DATA RECORDS Block Start

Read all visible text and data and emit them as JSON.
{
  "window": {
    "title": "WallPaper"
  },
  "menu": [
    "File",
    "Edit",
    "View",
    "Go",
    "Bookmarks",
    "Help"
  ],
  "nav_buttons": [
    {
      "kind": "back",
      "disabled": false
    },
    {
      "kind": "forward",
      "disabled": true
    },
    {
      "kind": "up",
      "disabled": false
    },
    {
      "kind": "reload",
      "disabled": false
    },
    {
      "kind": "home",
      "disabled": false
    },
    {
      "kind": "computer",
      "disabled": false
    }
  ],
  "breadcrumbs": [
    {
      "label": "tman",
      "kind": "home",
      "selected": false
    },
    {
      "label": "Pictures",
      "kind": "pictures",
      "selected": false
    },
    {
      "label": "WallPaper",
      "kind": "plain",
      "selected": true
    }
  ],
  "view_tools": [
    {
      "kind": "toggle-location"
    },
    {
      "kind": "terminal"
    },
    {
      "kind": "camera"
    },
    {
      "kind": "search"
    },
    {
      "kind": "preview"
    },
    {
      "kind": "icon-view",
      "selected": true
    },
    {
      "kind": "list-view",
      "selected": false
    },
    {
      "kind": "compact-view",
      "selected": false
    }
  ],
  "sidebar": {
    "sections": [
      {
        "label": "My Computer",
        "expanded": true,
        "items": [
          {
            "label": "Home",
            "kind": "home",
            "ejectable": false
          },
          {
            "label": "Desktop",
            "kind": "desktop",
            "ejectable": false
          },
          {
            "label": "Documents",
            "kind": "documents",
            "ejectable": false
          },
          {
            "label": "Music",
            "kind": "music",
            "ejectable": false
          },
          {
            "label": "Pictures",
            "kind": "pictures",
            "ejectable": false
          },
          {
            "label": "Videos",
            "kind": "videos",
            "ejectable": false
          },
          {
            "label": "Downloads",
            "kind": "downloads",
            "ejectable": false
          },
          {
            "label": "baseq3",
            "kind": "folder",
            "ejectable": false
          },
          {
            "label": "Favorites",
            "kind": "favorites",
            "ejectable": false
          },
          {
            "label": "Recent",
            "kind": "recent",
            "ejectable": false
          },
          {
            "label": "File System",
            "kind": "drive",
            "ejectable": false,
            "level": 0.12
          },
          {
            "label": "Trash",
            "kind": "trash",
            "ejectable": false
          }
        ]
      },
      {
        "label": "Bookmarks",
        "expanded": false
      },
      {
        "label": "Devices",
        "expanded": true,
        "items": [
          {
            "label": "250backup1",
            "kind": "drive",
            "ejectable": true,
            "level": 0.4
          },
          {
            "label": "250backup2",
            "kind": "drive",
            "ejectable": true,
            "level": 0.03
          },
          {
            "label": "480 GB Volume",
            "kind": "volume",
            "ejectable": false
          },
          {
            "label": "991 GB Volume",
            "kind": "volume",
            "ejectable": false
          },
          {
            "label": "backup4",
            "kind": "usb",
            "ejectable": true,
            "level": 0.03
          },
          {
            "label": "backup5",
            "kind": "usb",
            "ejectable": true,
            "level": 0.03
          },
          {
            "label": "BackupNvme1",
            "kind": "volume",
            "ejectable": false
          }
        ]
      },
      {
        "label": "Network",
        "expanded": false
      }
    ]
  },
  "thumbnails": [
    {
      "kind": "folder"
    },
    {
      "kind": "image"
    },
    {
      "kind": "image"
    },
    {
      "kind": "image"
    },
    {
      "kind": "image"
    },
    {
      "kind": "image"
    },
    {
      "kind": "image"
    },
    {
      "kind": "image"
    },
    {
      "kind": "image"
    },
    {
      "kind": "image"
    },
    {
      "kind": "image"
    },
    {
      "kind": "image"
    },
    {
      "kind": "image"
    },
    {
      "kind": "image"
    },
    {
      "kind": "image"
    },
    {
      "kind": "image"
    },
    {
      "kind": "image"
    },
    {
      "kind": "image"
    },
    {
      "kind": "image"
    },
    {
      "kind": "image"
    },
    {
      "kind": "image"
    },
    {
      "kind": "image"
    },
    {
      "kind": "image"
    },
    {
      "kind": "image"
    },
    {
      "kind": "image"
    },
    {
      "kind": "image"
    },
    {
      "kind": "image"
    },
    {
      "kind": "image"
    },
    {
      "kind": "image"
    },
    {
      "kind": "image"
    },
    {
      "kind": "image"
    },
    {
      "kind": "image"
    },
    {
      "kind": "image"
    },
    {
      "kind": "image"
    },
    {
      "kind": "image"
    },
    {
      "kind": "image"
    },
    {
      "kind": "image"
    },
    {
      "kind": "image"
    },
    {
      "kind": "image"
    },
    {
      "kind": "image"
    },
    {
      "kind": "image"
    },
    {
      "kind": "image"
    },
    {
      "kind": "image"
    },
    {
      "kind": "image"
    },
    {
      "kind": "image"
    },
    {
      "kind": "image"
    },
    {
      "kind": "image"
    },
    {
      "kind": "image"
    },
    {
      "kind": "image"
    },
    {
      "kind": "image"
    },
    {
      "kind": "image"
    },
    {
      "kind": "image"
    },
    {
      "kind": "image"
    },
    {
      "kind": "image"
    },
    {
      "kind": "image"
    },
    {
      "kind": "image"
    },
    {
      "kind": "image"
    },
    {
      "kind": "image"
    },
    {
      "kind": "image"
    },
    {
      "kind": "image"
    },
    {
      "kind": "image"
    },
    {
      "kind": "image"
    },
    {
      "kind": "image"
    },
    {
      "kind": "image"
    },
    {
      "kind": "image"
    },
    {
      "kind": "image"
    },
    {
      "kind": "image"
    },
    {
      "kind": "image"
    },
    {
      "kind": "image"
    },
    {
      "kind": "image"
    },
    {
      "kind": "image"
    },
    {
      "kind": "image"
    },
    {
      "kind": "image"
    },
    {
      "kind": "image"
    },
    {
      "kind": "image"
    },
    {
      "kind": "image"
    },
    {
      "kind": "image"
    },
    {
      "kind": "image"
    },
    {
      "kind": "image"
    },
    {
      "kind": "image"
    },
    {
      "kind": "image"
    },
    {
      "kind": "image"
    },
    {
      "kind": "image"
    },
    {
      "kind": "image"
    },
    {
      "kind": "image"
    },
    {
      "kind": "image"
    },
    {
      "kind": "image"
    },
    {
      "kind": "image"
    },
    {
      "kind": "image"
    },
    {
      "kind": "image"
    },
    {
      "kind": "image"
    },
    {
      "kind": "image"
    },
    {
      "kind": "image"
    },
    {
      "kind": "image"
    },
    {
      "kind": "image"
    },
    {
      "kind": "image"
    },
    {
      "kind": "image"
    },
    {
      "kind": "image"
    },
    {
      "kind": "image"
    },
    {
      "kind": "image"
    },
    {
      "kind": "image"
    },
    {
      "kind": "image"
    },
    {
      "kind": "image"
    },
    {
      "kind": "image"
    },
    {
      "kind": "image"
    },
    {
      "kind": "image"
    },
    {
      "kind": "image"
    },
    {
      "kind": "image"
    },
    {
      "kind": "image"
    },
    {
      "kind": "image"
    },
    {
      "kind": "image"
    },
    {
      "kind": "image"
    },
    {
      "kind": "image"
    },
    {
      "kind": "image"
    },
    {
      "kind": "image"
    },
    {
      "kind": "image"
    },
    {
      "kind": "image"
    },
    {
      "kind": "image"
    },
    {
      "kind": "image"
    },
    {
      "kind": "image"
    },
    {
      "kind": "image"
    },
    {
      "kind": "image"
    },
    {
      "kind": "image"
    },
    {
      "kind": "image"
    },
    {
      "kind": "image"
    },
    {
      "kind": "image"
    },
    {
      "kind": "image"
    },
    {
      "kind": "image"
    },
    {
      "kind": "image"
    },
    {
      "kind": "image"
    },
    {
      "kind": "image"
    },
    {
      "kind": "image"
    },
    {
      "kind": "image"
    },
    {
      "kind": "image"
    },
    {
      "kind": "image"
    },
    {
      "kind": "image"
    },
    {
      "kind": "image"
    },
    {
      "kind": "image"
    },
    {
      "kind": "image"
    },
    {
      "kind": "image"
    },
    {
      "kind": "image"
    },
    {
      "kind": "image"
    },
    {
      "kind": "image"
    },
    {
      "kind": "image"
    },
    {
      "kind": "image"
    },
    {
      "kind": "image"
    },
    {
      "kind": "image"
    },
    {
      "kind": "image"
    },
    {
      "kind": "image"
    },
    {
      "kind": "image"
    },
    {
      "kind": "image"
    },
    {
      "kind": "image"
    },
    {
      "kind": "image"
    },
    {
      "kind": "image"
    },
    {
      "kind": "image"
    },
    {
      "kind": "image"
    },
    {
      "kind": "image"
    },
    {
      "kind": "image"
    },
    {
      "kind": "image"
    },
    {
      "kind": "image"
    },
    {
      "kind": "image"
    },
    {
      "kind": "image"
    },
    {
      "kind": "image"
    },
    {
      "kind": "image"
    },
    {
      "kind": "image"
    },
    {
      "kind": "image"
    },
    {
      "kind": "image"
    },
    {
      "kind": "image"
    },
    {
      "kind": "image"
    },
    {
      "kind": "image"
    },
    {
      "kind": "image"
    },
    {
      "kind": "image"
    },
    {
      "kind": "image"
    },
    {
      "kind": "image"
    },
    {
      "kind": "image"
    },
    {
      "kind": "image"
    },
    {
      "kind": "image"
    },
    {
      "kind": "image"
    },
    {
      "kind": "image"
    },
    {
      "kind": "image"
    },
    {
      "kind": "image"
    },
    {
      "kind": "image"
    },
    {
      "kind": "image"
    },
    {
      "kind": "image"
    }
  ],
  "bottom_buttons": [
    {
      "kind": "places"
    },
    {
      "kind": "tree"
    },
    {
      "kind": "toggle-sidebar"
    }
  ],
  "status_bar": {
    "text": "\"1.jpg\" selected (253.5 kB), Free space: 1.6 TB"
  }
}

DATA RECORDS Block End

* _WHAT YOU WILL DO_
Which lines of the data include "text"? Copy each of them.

* _COMPLETED EXERCISE_
Read all visible text and data and emit them as JSON.
    "text": "\"1.jpg\" selected (253.5 kB), Free space: 1.6 TB"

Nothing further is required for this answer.